Happy Agatha Day! It feels a little like we’re in a strange, alternate world right now, doesn’t it? I hope you’re all hanging in there and treating yourselves well. This month’s Agatha quote feels especially appropriate for this time.
“Life is really like a ship — the interior of a ship, that is. It has watertight compartments. You emerge from one, seal and bolt the doors, and find yourself in another. My life from the day we left Southampton to the day we returned to England was one such compartment. Ever since that I have felt the same about travel. You step from one life into another. You are yourself, but a different self.”
Happy Agatha Day! We have made it through March, although it sure seemed to last forever. I thought about skipping a quote this month, but then I remembered that Agatha had some things to say about the state of the world that are perfect for what we’re all going through right now. It’s a longer quote, but it’s absolutely worth a read.
“There is at least the dawn, I believe, of a kind of good will. We mind when we hear of earthquakes, of spectacular disasters to the human race. We want to help. That is a real achievement; which I think must lead somewhere. Not quickly — nothing happens quickly — but at any rate we can hope. I think sometimes we do not appreciate that second virtue which we mention so seldom in the trilogy — faith, hope and charity. Faith we have had, shall we say, almost too much of — faith can make you bitter, hard, unforgiving; you can abuse faith. Love we cannot but help knowing in our own hearts is the essential. But how often do we forget that there is hope as well, and that we seldom think about hope? We are ready to despair too soon, we are ready to say, ‘What’s the good of doing anything?’ Hope is the virtue we should cultivate most in this present day and age.”
Happy March! I hope you’re all staying healthy and enjoying the weather as we move toward spring. This month I’ve chosen a rather illuminating quote about Agatha’s career ambitions in the world of writing.

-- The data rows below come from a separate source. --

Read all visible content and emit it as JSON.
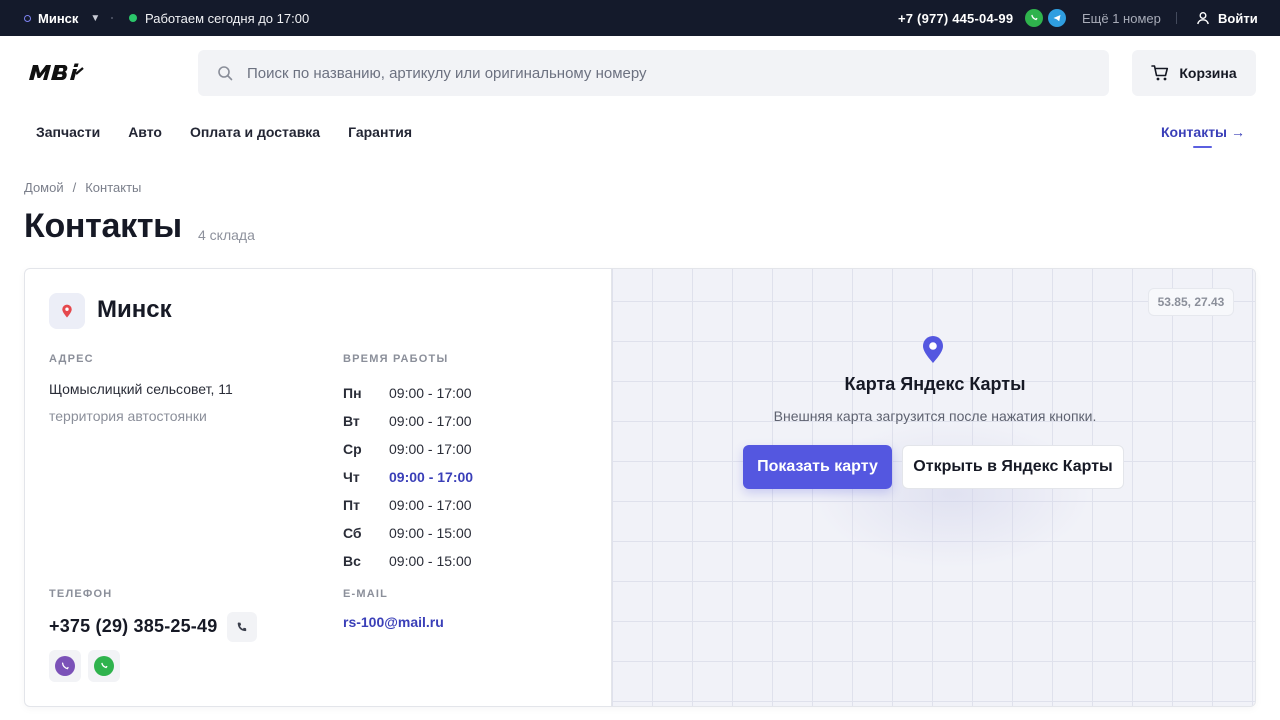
{
  "topbar": {
    "city": "Минск",
    "hours": "Работаем сегодня до 17:00",
    "phone": "+7 (977) 445-04-99",
    "more_numbers": "Ещё 1 номер",
    "login": "Войти"
  },
  "header": {
    "logo_text": "MBi",
    "search_placeholder": "Поиск по названию, артикулу или оригинальному номеру",
    "cart_label": "Корзина"
  },
  "nav": {
    "items": [
      "Запчасти",
      "Авто",
      "Оплата и доставка",
      "Гарантия"
    ],
    "active": "Контакты",
    "active_arrow": "→"
  },
  "breadcrumb": {
    "home": "Домой",
    "separator": "/",
    "current": "Контакты"
  },
  "page": {
    "title": "Контакты",
    "count": "4 склада"
  },
  "warehouse": {
    "city": "Минск",
    "address_label": "АДРЕС",
    "address_line": "Щомыслицкий сельсовет, 11",
    "address_note": "территория автостоянки",
    "hours_label": "ВРЕМЯ РАБОТЫ",
    "schedule": [
      {
        "day": "Пн",
        "time": "09:00 - 17:00"
      },
      {
        "day": "Вт",
        "time": "09:00 - 17:00"
      },
      {
        "day": "Ср",
        "time": "09:00 - 17:00"
      },
      {
        "day": "Чт",
        "time": "09:00 - 17:00"
      },
      {
        "day": "Пт",
        "time": "09:00 - 17:00"
      },
      {
        "day": "Сб",
        "time": "09:00 - 15:00"
      },
      {
        "day": "Вс",
        "time": "09:00 - 15:00"
      }
    ],
    "today_index": 3,
    "phone_label": "ТЕЛЕФОН",
    "phone": "+375 (29) 385-25-49",
    "email_label": "E-MAIL",
    "email": "rs-100@mail.ru"
  },
  "map": {
    "coords": "53.85, 27.43",
    "title": "Карта Яндекс Карты",
    "subtitle": "Внешняя карта загрузится после нажатия кнопки.",
    "show_button": "Показать карту",
    "open_button": "Открыть в Яндекс Карты"
  },
  "colors": {
    "accent": "#5457e0",
    "link": "#3a3fb8",
    "topbar_bg": "#141a2b",
    "online": "#2bc66a",
    "whatsapp": "#2fb34d",
    "telegram": "#2f9ee0",
    "viber": "#7b52b8"
  },
  "icons": [
    "location-ring-icon",
    "whatsapp-icon",
    "telegram-icon",
    "user-icon",
    "search-icon",
    "cart-icon",
    "map-pin-icon",
    "phone-icon",
    "viber-icon"
  ]
}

“I personally had no ambition. I knew that I was not very good at anything. Tennis and croquet I used to enjoy playing, but I never played them well. How much more interesting it would be if I could say that I always longed to be a writer, and was determined that someday I would succeed, but, honestly, such an idea never came into my head.”